For example, while some schools use our numeracy material to help smooth the transition between Afrikaans and English, others give children access to the software to allow them to catch up on the basic maths skills needed to progress.
UK charity Haileybury Youth Trust constructed a oneclass learning centre for Nabirama Primary School in the Jinja district of Uganda.
Children at Nabirama now learn using our numeracy material in a safe and clean environment.
The oneclass building is made entirely from environmentally friendly Interlocking Stabilised Soil Bricks (ISSB).
Under the Unlocking Talent initiative, this construction technique has been exchanged and shared to be used to build learning centres in Malawi as well.
Two young engineers, Kirubhagar and Harsh Tiwari, partnered with Barefoot College to manufacture their own solar-powered projector based on our prototype design. The projector is used to display our learning material from iPads, in the local night school where there is no electricity. Both attendance and children’s learning outcomes has increased since the projector’s implementation.
In Dubti and Samara, two towns in the Afar-speaking region of Ethiopia, primary school children are taking their first steps to becoming numerate. Using onebillion maths apps, the children spend time learning maths concepts in their own language, with support from their teachers and teaching assistants.
Kindergarten children at a bilingual school in Recife, Brazil used Maths, age 3-5 and Maths, age 4-6 in both English and Portuguese.
During a 10-week research project monitored by the University of Nottingham, children were tested pre- and post-intervention to evaluate the impact of the software on children’s learning outcomes.
- Cambodian Children's Fund
Grades 2 and 3 children in Cambodia get a headstart to their learning experience in safe and engaging kindergarten centres, which are run by the Cambodian Children’s Fund.
They have no previous experience using a digital device until they get their hands on the Khmer version of our Maths, age 3-5 app.

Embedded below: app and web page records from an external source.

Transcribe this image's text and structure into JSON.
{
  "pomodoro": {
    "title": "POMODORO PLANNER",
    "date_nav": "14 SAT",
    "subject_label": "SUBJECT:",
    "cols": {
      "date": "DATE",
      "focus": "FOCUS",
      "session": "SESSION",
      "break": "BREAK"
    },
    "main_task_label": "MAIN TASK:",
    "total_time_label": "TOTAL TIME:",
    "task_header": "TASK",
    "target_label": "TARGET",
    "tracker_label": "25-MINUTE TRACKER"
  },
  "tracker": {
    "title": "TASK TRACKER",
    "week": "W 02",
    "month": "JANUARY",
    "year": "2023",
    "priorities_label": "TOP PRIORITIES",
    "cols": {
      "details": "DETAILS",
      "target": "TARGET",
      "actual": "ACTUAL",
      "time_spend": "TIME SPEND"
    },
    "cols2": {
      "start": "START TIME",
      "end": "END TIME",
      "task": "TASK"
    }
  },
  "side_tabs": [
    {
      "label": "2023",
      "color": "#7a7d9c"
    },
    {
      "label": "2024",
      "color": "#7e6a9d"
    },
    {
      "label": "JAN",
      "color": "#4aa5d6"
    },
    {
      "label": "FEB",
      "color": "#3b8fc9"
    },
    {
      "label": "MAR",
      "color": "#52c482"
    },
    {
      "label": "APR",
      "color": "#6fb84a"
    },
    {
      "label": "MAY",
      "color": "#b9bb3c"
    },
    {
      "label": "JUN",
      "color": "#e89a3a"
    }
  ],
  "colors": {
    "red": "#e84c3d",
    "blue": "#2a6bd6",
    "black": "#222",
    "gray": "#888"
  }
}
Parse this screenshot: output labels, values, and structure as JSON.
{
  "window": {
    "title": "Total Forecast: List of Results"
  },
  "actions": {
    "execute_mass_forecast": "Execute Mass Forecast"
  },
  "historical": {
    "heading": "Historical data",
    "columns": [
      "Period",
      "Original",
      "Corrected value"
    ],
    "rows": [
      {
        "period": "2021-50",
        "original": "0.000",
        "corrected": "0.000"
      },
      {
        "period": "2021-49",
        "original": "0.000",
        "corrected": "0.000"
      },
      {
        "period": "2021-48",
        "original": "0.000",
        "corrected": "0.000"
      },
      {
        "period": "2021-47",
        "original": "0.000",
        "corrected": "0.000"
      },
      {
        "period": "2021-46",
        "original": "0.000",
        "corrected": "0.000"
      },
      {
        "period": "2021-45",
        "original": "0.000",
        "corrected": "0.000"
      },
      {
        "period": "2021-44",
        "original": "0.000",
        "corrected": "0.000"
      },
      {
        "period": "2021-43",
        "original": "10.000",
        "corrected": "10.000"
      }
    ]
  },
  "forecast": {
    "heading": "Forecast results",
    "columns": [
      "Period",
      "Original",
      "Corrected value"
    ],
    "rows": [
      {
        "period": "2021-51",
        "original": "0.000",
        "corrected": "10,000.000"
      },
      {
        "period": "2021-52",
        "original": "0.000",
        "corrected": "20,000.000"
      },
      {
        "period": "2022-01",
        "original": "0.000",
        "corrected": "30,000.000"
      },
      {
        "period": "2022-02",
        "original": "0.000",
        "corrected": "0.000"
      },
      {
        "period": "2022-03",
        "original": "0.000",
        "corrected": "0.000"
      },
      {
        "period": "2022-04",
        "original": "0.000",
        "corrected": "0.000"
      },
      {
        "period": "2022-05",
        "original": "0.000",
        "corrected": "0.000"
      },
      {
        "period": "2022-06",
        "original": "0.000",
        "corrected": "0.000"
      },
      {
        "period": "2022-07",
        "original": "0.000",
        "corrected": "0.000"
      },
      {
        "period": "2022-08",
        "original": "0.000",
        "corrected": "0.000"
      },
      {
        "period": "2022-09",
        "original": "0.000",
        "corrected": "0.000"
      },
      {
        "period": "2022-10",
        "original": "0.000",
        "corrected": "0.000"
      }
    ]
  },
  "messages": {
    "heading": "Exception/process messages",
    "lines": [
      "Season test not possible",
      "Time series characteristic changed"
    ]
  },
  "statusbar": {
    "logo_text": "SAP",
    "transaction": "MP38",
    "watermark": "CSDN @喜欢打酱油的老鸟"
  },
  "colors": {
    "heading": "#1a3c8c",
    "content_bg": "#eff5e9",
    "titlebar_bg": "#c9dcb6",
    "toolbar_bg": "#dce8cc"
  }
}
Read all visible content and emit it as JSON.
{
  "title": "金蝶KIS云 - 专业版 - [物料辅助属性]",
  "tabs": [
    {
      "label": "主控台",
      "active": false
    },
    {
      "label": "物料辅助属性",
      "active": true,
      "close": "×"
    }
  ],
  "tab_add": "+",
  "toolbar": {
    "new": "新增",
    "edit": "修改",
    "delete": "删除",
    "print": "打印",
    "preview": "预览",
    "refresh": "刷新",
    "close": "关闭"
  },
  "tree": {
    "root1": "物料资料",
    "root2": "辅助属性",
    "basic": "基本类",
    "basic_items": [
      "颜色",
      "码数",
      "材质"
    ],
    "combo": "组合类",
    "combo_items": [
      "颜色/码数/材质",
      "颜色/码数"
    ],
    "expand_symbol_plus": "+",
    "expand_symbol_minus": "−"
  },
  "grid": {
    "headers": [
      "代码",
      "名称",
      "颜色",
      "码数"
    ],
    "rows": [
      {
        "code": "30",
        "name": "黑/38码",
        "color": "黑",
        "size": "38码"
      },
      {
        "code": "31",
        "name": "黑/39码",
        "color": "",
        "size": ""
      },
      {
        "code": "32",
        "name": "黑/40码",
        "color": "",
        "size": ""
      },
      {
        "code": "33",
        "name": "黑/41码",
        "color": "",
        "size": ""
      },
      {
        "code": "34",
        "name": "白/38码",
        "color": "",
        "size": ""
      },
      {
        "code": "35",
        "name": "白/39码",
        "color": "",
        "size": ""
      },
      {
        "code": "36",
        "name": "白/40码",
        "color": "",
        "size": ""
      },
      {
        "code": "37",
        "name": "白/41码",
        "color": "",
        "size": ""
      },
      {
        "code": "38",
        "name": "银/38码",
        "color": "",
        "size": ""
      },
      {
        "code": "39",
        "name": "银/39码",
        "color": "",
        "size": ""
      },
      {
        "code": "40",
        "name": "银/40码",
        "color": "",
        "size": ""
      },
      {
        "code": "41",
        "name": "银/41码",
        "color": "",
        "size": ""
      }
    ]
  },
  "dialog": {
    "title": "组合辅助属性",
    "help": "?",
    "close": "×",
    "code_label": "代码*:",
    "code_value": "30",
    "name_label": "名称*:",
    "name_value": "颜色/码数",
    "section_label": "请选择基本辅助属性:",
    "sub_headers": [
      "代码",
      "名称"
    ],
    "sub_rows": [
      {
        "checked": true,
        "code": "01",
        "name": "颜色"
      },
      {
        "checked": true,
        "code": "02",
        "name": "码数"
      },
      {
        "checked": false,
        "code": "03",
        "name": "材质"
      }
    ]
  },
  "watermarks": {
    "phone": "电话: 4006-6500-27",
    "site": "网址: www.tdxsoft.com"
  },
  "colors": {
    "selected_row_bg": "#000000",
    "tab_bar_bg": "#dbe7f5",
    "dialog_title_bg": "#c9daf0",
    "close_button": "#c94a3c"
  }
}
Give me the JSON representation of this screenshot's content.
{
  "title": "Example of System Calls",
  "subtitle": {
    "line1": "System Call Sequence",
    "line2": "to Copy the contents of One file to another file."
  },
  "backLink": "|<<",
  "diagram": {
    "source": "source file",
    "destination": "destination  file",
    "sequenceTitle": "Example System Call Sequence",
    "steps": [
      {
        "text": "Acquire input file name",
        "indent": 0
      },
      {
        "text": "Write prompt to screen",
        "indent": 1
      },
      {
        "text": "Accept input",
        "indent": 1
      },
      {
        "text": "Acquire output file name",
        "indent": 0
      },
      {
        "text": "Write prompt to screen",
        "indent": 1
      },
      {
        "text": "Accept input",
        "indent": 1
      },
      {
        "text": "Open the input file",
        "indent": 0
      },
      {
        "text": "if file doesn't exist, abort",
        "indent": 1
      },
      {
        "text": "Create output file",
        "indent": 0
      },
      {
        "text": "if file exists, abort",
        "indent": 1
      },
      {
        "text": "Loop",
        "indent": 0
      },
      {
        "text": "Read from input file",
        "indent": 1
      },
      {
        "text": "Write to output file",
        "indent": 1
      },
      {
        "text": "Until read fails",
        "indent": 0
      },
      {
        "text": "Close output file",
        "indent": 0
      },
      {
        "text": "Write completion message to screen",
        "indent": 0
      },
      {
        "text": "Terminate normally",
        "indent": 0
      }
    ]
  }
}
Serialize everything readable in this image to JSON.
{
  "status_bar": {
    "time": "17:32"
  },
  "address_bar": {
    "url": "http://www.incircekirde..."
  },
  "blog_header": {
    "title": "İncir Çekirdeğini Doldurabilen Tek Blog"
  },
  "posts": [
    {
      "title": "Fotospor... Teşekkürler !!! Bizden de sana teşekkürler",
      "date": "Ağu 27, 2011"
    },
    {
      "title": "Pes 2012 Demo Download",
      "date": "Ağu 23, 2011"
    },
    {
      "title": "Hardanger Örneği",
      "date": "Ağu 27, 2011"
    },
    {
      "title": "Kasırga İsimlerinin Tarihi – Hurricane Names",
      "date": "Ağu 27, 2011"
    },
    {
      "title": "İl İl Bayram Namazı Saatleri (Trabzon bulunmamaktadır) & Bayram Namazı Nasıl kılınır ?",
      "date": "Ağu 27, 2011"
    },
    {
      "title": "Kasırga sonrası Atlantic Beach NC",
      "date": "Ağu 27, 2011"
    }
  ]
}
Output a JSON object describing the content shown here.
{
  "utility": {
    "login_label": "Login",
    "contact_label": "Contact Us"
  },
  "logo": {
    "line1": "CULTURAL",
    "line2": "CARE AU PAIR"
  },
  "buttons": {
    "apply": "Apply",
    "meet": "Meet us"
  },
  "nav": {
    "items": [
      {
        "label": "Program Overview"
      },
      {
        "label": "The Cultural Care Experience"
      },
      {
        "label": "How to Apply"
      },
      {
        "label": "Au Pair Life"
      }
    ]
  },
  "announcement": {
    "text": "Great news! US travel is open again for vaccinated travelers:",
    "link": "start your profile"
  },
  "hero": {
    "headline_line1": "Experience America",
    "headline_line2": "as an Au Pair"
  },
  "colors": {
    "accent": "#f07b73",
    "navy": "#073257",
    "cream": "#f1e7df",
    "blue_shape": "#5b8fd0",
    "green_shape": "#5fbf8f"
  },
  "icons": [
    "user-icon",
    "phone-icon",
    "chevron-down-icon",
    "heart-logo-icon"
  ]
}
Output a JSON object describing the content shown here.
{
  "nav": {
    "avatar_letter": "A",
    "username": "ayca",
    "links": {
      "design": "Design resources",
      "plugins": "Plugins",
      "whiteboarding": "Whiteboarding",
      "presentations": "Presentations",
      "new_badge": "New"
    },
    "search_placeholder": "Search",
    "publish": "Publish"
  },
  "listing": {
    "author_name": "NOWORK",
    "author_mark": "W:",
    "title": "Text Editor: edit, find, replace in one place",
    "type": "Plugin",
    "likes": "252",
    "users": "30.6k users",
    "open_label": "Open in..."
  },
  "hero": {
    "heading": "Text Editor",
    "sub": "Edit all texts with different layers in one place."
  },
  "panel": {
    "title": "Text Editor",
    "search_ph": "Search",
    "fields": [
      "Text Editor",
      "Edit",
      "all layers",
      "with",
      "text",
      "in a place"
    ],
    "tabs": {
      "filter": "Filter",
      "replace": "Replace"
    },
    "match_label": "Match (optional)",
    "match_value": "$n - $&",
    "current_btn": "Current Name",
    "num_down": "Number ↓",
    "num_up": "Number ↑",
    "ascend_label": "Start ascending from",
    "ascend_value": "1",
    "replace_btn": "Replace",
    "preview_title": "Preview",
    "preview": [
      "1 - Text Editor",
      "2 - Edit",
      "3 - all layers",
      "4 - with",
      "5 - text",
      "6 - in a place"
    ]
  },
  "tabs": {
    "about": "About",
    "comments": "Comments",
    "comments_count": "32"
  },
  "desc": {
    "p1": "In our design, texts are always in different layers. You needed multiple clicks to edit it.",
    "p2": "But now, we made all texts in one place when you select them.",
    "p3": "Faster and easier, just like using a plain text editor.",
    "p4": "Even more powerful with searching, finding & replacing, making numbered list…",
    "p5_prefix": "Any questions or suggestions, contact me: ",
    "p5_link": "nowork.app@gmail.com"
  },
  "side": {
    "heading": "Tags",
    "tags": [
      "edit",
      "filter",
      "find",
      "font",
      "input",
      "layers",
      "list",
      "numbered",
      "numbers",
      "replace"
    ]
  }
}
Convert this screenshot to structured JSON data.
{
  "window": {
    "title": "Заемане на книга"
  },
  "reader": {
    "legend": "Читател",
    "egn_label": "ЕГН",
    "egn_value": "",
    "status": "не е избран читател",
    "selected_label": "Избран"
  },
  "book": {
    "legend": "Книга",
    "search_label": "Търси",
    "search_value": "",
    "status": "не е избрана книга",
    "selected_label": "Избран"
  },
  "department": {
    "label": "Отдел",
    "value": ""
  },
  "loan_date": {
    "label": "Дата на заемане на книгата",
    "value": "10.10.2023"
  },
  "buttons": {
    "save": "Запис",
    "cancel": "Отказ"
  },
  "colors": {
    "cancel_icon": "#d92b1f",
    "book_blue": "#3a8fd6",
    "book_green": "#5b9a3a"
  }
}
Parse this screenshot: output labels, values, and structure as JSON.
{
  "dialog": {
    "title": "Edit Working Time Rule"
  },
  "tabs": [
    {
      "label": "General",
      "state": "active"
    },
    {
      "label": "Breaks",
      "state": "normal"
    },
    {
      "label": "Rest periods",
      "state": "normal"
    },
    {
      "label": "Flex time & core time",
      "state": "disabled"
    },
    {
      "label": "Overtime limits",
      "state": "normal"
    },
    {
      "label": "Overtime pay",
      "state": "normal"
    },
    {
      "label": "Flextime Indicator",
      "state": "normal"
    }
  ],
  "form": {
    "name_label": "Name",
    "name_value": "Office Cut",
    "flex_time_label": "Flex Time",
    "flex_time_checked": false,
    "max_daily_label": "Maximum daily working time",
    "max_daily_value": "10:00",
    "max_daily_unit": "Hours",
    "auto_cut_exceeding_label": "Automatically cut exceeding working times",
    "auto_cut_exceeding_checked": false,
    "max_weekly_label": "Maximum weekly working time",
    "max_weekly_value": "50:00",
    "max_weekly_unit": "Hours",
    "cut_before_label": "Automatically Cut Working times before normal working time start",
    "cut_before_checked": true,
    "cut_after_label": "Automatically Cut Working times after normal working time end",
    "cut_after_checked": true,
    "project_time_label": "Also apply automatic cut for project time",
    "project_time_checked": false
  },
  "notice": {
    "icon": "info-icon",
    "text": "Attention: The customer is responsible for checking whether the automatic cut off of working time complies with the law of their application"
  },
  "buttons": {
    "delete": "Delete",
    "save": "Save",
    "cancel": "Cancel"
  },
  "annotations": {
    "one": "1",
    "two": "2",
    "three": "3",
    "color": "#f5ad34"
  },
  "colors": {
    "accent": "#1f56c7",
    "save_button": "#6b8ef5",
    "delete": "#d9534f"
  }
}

The children are using the numeracy software for 20 minutes, three times per week.
Together, we can transform the learning of one billion children worldwide.